Top of Entries supplied
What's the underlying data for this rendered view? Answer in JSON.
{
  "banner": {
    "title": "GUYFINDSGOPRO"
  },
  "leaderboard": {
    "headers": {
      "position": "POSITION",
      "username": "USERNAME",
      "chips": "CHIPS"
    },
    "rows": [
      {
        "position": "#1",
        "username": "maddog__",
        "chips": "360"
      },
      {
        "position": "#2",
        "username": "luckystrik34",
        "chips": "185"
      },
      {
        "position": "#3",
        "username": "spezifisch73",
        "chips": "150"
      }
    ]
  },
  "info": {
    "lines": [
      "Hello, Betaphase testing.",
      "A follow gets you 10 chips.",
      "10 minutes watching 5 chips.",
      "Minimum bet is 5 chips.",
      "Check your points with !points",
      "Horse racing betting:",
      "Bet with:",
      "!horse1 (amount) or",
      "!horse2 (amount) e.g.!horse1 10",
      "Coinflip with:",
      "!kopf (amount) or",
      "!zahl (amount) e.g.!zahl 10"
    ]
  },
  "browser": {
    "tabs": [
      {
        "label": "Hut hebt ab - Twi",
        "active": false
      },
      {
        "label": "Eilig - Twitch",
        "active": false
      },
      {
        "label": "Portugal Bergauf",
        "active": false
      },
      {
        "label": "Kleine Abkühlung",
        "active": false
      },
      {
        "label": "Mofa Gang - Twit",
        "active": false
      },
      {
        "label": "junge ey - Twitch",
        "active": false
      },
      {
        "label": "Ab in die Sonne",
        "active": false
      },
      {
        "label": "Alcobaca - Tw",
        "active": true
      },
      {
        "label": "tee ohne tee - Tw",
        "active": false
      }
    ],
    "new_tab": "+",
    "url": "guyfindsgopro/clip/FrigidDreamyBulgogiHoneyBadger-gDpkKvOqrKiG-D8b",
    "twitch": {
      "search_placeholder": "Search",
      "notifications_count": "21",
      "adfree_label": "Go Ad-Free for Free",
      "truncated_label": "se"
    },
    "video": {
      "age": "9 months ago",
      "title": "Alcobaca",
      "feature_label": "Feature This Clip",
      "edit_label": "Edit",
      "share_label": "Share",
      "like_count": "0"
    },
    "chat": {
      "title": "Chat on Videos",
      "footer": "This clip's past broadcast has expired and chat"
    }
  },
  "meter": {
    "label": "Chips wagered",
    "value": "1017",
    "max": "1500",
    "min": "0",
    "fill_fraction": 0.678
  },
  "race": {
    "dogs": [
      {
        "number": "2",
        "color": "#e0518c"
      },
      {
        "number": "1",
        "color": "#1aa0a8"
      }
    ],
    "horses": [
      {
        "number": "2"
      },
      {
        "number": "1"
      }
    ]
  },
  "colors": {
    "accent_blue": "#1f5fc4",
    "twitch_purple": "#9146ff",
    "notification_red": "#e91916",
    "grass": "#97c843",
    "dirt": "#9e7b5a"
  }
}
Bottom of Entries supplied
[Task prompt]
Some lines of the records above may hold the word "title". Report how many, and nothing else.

[Answer box]
3